+++ Data to use +++

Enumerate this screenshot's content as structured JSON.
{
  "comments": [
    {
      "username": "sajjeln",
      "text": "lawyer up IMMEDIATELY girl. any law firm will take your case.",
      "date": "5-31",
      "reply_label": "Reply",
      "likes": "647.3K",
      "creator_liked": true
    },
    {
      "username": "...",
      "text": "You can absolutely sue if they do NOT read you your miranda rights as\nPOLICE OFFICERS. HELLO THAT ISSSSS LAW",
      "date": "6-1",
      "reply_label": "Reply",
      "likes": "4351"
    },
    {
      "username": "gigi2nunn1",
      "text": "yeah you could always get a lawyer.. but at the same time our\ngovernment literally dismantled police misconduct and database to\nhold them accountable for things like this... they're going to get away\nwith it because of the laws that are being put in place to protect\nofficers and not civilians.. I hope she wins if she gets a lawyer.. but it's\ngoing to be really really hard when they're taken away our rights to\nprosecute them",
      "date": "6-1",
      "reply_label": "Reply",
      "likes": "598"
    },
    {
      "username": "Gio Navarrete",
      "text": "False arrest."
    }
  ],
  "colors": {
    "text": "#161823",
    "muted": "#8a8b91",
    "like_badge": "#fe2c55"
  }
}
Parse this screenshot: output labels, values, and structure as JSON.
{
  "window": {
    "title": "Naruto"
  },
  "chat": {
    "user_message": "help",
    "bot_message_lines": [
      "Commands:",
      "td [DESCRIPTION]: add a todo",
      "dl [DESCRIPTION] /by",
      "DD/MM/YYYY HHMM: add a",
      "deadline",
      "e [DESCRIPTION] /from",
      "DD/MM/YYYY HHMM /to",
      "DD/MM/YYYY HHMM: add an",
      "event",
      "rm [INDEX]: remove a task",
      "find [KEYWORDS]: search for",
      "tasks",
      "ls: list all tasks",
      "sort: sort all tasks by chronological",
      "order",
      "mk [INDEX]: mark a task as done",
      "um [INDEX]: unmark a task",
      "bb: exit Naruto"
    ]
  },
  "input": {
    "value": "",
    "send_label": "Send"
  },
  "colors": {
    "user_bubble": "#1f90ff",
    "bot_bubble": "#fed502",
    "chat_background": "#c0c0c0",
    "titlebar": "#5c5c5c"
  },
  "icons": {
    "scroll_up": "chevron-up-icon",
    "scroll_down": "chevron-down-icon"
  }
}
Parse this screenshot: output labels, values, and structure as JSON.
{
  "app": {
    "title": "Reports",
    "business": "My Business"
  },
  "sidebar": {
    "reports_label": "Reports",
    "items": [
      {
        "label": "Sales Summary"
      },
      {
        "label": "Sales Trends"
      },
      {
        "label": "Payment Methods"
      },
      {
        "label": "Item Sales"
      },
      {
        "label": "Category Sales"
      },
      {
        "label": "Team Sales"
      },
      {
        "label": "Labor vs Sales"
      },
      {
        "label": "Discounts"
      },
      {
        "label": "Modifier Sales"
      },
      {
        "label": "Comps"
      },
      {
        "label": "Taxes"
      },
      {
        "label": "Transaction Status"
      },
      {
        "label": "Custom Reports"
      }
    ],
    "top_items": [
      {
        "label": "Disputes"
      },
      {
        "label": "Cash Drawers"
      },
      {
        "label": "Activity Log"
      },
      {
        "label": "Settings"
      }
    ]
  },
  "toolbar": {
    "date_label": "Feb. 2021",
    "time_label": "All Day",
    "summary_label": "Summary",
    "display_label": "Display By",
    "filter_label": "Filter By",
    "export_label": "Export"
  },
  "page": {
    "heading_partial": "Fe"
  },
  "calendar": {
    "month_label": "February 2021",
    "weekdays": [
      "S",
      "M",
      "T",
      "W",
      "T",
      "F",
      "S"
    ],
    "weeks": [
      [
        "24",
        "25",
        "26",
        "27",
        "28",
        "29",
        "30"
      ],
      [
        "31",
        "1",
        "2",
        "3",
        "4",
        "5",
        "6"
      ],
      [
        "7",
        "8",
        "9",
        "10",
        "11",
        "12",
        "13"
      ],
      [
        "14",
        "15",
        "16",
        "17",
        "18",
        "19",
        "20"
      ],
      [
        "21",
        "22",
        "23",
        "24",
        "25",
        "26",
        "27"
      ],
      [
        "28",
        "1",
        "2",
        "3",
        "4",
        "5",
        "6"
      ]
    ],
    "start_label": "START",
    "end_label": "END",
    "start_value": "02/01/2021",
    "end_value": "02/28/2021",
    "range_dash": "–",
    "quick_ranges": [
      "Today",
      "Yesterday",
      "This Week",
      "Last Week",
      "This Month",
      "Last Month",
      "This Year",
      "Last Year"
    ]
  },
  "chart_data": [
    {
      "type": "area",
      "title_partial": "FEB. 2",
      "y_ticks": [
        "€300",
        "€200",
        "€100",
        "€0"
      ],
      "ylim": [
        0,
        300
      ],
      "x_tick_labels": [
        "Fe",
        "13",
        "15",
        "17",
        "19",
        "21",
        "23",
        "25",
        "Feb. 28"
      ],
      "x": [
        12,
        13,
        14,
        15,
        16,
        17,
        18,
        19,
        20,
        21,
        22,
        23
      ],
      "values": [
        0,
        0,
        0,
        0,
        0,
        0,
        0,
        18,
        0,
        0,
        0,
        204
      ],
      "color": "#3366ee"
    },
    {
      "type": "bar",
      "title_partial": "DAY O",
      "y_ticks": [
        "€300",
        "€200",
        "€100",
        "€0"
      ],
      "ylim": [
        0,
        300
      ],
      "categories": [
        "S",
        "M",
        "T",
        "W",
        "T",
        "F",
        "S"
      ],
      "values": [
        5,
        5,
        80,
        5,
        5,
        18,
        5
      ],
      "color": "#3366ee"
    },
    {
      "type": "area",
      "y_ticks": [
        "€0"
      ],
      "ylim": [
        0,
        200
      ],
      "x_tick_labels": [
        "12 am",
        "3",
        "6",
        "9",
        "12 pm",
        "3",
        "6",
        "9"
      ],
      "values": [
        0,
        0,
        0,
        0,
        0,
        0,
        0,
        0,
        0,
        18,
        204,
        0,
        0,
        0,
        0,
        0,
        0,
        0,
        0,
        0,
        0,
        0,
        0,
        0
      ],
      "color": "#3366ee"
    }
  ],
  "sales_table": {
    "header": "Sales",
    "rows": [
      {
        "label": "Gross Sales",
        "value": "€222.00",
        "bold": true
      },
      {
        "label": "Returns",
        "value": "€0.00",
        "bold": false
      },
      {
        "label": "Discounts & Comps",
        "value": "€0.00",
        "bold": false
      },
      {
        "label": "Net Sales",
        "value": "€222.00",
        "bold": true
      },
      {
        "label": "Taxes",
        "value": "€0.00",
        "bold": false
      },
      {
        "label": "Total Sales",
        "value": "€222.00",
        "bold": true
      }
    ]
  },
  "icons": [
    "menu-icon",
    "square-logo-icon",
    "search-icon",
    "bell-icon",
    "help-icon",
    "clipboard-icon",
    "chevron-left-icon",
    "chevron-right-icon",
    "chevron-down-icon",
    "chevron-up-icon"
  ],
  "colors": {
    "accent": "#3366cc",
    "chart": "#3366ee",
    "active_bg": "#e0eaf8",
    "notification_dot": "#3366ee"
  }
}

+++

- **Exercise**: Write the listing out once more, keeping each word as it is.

- **Result for this exercise**:
Enumerate this screenshot's content as structured JSON.
{
  "comments": [
    {
      "username": "sajjeln",
      "text": "lawyer up IMMEDIATELY girl. any law firm will take your case.",
      "date": "5-31",
      "reply_label": "Reply",
      "likes": "647.3K",
      "creator_liked": true
    },
    {
      "username": "...",
      "text": "You can absolutely sue if they do NOT read you your miranda rights as\nPOLICE OFFICERS. HELLO THAT ISSSSS LAW",
      "date": "6-1",
      "reply_label": "Reply",
      "likes": "4351"
    },
    {
      "username": "gigi2nunn1",
      "text": "yeah you could always get a lawyer.. but at the same time our\ngovernment literally dismantled police misconduct and database to\nhold them accountable for things like this... they're going to get away\nwith it because of the laws that are being put in place to protect\nofficers and not civilians.. I hope she wins if she gets a lawyer.. but it's\ngoing to be really really hard when they're taken away our rights to\nprosecute them",
      "date": "6-1",
      "reply_label": "Reply",
      "likes": "598"
    },
    {
      "username": "Gio Navarrete",
      "text": "False arrest."
    }
  ],
  "colors": {
    "text": "#161823",
    "muted": "#8a8b91",
    "like_badge": "#fe2c55"
  }
}
Parse this screenshot: output labels, values, and structure as JSON.
{
  "window": {
    "title": "Naruto"
  },
  "chat": {
    "user_message": "help",
    "bot_message_lines": [
      "Commands:",
      "td [DESCRIPTION]: add a todo",
      "dl [DESCRIPTION] /by",
      "DD/MM/YYYY HHMM: add a",
      "deadline",
      "e [DESCRIPTION] /from",
      "DD/MM/YYYY HHMM /to",
      "DD/MM/YYYY HHMM: add an",
      "event",
      "rm [INDEX]: remove a task",
      "find [KEYWORDS]: search for",
      "tasks",
      "ls: list all tasks",
      "sort: sort all tasks by chronological",
      "order",
      "mk [INDEX]: mark a task as done",
      "um [INDEX]: unmark a task",
      "bb: exit Naruto"
    ]
  },
  "input": {
    "value": "",
    "send_label": "Send"
  },
  "colors": {
    "user_bubble": "#1f90ff",
    "bot_bubble": "#fed502",
    "chat_background": "#c0c0c0",
    "titlebar": "#5c5c5c"
  },
  "icons": {
    "scroll_up": "chevron-up-icon",
    "scroll_down": "chevron-down-icon"
  }
}
Parse this screenshot: output labels, values, and structure as JSON.
{
  "app": {
    "title": "Reports",
    "business": "My Business"
  },
  "sidebar": {
    "reports_label": "Reports",
    "items": [
      {
        "label": "Sales Summary"
      },
      {
        "label": "Sales Trends"
      },
      {
        "label": "Payment Methods"
      },
      {
        "label": "Item Sales"
      },
      {
        "label": "Category Sales"
      },
      {
        "label": "Team Sales"
      },
      {
        "label": "Labor vs Sales"
      },
      {
        "label": "Discounts"
      },
      {
        "label": "Modifier Sales"
      },
      {
        "label": "Comps"
      },
      {
        "label": "Taxes"
      },
      {
        "label": "Transaction Status"
      },
      {
        "label": "Custom Reports"
      }
    ],
    "top_items": [
      {
        "label": "Disputes"
      },
      {
        "label": "Cash Drawers"
      },
      {
        "label": "Activity Log"
      },
      {
        "label": "Settings"
      }
    ]
  },
  "toolbar": {
    "date_label": "Feb. 2021",
    "time_label": "All Day",
    "summary_label": "Summary",
    "display_label": "Display By",
    "filter_label": "Filter By",
    "export_label": "Export"
  },
  "page": {
    "heading_partial": "Fe"
  },
  "calendar": {
    "month_label": "February 2021",
    "weekdays": [
      "S",
      "M",
      "T",
      "W",
      "T",
      "F",
      "S"
    ],
    "weeks": [
      [
        "24",
        "25",
        "26",
        "27",
        "28",
        "29",
        "30"
      ],
      [
        "31",
        "1",
        "2",
        "3",
        "4",
        "5",
        "6"
      ],
      [
        "7",
        "8",
        "9",
        "10",
        "11",
        "12",
        "13"
      ],
      [
        "14",
        "15",
        "16",
        "17",
        "18",
        "19",
        "20"
      ],
      [
        "21",
        "22",
        "23",
        "24",
        "25",
        "26",
        "27"
      ],
      [
        "28",
        "1",
        "2",
        "3",
        "4",
        "5",
        "6"
      ]
    ],
    "start_label": "START",
    "end_label": "END",
    "start_value": "02/01/2021",
    "end_value": "02/28/2021",
    "range_dash": "–",
    "quick_ranges": [
      "Today",
      "Yesterday",
      "This Week",
      "Last Week",
      "This Month",
      "Last Month",
      "This Year",
      "Last Year"
    ]
  },
  "chart_data": [
    {
      "type": "area",
      "title_partial": "FEB. 2",
      "y_ticks": [
        "€300",
        "€200",
        "€100",
        "€0"
      ],
      "ylim": [
        0,
        300
      ],
      "x_tick_labels": [
        "Fe",
        "13",
        "15",
        "17",
        "19",
        "21",
        "23",
        "25",
        "Feb. 28"
      ],
      "x": [
        12,
        13,
        14,
        15,
        16,
        17,
        18,
        19,
        20,
        21,
        22,
        23
      ],
      "values": [
        0,
        0,
        0,
        0,
        0,
        0,
        0,
        18,
        0,
        0,
        0,
        204
      ],
      "color": "#3366ee"
    },
    {
      "type": "bar",
      "title_partial": "DAY O",
      "y_ticks": [
        "€300",
        "€200",
        "€100",
        "€0"
      ],
      "ylim": [
        0,
        300
      ],
      "categories": [
        "S",
        "M",
        "T",
        "W",
        "T",
        "F",
        "S"
      ],
      "values": [
        5,
        5,
        80,
        5,
        5,
        18,
        5
      ],
      "color": "#3366ee"
    },
    {
      "type": "area",
      "y_ticks": [
        "€0"
      ],
      "ylim": [
        0,
        200
      ],
      "x_tick_labels": [
        "12 am",
        "3",
        "6",
        "9",
        "12 pm",
        "3",
        "6",
        "9"
      ],
      "values": [
        0,
        0,
        0,
        0,
        0,
        0,
        0,
        0,
        0,
        18,
        204,
        0,
        0,
        0,
        0,
        0,
        0,
        0,
        0,
        0,
        0,
        0,
        0,
        0
      ],
      "color": "#3366ee"
    }
  ],
  "sales_table": {
    "header": "Sales",
    "rows": [
      {
        "label": "Gross Sales",
        "value": "€222.00",
        "bold": true
      },
      {
        "label": "Returns",
        "value": "€0.00",
        "bold": false
      },
      {
        "label": "Discounts & Comps",
        "value": "€0.00",
        "bold": false
      },
      {
        "label": "Net Sales",
        "value": "€222.00",
        "bold": true
      },
      {
        "label": "Taxes",
        "value": "€0.00",
        "bold": false
      },
      {
        "label": "Total Sales",
        "value": "€222.00",
        "bold": true
      }
    ]
  },
  "icons": [
    "menu-icon",
    "square-logo-icon",
    "search-icon",
    "bell-icon",
    "help-icon",
    "clipboard-icon",
    "chevron-left-icon",
    "chevron-right-icon",
    "chevron-down-icon",
    "chevron-up-icon"
  ],
  "colors": {
    "accent": "#3366cc",
    "chart": "#3366ee",
    "active_bg": "#e0eaf8",
    "notification_dot": "#3366ee"
  }
}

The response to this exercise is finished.